There’s something to be said for the classics. But there’s also something special about being able to see a composerand hear their work at the same time. Enter Contempo, a contemporary classical concert series featuring music only by living composers from University Chicago Presents. Contempo kicks off its 48th season Saturday night.
With works from University of Chicago faculty, Grammy-award winning ensemble Eighth Blackbird the Pacifica Quartet will be among several of the artists on hand to play during the performance. The concert will feature works composed by Pulitzer Prize winner and Contempo’s artistic director, Shulamit Ran, as well as Chicago Symphony Orchestra’s Mead Composer in Residence Augusta Read Thomas, and Mara Ptaszynska and Anthony Cheung.

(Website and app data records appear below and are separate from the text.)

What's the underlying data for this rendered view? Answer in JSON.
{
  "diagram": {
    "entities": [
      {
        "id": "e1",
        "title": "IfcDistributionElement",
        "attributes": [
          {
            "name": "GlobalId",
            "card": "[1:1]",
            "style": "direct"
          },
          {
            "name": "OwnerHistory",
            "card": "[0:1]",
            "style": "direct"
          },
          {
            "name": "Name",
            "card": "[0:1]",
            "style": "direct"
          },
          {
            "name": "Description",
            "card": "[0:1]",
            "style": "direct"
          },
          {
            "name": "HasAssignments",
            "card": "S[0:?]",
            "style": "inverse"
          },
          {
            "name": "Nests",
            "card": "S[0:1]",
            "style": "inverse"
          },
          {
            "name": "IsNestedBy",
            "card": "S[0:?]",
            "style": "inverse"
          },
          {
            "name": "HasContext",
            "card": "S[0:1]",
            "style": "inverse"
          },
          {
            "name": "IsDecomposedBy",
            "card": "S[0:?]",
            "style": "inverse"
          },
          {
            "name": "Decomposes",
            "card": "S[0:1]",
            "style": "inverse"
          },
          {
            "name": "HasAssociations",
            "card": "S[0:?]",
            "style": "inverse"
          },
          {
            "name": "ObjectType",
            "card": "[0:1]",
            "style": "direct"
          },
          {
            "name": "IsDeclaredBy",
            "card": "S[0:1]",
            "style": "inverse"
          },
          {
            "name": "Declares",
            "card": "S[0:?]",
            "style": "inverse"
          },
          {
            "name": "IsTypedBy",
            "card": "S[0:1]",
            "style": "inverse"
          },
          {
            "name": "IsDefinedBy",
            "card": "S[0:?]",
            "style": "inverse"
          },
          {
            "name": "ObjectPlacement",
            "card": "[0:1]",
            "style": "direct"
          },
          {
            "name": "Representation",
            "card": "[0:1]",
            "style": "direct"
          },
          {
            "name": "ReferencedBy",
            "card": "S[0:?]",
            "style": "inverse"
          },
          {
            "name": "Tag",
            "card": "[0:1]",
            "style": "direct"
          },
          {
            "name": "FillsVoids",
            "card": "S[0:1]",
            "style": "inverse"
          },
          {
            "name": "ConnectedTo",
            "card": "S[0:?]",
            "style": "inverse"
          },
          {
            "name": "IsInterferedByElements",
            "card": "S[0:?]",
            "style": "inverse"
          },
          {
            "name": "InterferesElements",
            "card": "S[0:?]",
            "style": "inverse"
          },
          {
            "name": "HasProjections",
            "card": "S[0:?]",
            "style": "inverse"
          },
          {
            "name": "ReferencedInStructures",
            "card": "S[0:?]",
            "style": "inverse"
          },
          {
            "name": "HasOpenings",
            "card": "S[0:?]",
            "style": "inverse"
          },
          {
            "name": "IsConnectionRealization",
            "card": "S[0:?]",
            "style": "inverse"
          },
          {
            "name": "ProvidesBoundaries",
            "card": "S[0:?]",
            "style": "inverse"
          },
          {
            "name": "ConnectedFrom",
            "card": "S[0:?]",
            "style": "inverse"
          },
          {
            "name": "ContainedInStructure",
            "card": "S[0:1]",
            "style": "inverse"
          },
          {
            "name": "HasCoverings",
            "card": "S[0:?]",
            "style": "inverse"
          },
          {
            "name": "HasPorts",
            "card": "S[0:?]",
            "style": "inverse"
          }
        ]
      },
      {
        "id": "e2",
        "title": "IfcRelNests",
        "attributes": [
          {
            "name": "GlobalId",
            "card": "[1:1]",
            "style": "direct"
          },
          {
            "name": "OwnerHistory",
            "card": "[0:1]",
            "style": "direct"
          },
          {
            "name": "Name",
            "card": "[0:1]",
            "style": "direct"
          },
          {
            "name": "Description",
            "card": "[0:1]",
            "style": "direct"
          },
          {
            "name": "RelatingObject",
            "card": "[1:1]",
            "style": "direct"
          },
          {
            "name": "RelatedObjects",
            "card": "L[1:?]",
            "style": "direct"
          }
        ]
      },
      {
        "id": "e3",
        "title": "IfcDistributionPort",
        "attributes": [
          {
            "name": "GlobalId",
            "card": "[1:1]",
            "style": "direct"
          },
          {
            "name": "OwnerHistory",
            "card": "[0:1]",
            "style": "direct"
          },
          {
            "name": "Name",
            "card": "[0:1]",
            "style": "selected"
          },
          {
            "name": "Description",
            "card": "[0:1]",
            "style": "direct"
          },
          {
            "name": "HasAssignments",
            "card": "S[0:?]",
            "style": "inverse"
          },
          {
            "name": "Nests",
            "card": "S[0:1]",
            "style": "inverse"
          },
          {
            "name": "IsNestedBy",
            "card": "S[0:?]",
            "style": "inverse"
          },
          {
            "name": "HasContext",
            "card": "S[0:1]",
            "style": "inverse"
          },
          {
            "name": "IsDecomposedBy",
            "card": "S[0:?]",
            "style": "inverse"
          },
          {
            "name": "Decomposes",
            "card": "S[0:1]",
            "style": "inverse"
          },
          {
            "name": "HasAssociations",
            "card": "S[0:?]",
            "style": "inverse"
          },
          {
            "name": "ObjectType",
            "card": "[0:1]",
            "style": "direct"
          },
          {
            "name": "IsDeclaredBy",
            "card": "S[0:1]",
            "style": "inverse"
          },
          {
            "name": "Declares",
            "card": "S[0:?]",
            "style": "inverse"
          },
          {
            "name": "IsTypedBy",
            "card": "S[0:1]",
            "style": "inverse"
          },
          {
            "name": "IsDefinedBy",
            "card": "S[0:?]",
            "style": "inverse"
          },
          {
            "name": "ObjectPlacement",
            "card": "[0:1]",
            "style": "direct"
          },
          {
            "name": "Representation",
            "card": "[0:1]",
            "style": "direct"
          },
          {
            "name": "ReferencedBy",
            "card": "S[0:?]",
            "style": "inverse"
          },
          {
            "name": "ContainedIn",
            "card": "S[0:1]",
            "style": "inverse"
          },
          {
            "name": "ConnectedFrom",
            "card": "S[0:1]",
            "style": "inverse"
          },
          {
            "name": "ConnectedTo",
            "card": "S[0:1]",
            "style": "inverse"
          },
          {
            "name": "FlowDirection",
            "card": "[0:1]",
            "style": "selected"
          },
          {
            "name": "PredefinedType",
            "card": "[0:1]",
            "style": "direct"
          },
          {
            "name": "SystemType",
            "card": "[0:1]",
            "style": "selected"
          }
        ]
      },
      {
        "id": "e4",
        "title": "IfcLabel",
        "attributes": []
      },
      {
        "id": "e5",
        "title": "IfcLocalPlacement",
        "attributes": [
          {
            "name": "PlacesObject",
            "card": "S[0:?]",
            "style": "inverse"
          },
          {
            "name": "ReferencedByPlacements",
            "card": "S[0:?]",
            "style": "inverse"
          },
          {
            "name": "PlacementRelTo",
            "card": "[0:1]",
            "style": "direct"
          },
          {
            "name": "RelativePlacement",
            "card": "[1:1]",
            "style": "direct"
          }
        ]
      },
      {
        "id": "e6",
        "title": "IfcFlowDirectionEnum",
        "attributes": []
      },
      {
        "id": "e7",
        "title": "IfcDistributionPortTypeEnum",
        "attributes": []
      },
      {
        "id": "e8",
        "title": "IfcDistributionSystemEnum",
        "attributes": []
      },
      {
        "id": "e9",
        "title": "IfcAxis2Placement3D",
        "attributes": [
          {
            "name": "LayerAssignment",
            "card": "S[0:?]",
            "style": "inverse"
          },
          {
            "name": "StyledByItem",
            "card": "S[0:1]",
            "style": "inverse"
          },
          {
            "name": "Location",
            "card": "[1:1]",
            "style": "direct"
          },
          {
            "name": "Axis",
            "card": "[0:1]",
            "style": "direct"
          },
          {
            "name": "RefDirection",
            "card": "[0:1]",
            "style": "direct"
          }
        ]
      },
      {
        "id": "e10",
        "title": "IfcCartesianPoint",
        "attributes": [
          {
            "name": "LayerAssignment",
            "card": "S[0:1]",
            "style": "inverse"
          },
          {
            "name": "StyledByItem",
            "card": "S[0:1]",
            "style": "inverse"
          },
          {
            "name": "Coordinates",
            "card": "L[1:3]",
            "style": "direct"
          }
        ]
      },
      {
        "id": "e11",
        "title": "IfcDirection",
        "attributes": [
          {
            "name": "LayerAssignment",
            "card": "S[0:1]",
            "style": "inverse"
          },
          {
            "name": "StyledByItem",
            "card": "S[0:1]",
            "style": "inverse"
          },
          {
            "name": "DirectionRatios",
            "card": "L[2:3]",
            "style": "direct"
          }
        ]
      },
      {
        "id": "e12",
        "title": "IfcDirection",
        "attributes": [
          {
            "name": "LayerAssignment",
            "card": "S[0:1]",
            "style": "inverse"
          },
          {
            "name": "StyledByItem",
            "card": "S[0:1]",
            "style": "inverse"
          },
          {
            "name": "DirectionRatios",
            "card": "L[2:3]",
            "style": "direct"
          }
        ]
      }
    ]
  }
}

"Collaboration is the engine of change." - Philip Glass
Have you ever had one of those months where so many things were going on at once that you feel like you need a repeat button to go back and full appreciate / absorb everything that happened? For me, that kind of month was my time as a member of the Spoleto USA Festival Orchestra this summer in Charleston, SC. Not only did we maintain a full rehearsal schedule (up to 8.5 hours a day and almost 3 performances every week), but we had the opportunity to take advantage of all the other events of the festival such as dance, theater, jazz / bluegrass, chamber music and visual art. Some days I saw three different performances in addition to my own rehearsal schedule - arts mania! With so much going on, the time flew by and the entire experience feels a bit like a whirlwind. One week since the end of the festival, I sit here in peaceful Florida reflecting on all the wonderful performances and people I experienced.
Arrangers have the difficult task of interpreting music for different ensembles and music groups. Hearing things on such an individualized level, and then having the weight of someone’s else’s composition (and maybe even the fame and familiarity of the music) on your shoulders, makes it a real challenge, and also a thrill when an arrangement is completed successfully and creatively.
Later this week, Chicago Sinfonietta performs Passion. Tragedy. Love. Sure there is a bit of Mendelssohn and some newer pieces, but there is also a little Bernstein. I got the chance to talk to Randall Fleischer about his interpretation and arrangement of West Side Story for the Harlem Quartet. The concert will be the premiere of the West Side Story Concerto.
The time has come for my student life to end. This month, like many others (congratulations to all of you!), I graduated. Six years of music education and two degrees in cello performance are now complete. As I officially move from a student to a working professional, I have been doing some evaluating of my college years. Looking back, there are some things I did well and some things I wish I would have done a lot better throughout the course of my studies. I share these thoughts with the hope that perhaps they will be of some use to students in progress and to others just beginning their journey. If you could go back and give your student self advice, what would it be? Here is what I would say:
I've never planned a wedding, but if watching TLC has taught me anything it's that there is some serious work that goes into these things. With all the planning required to create one of the most special days in a couple's life, the last thing you should be worried about is the music. As wedding season approaches, I'd like to share a few things that I have learned from playing in weddings over the past years in hopes that these tips can help some of you planning your big day.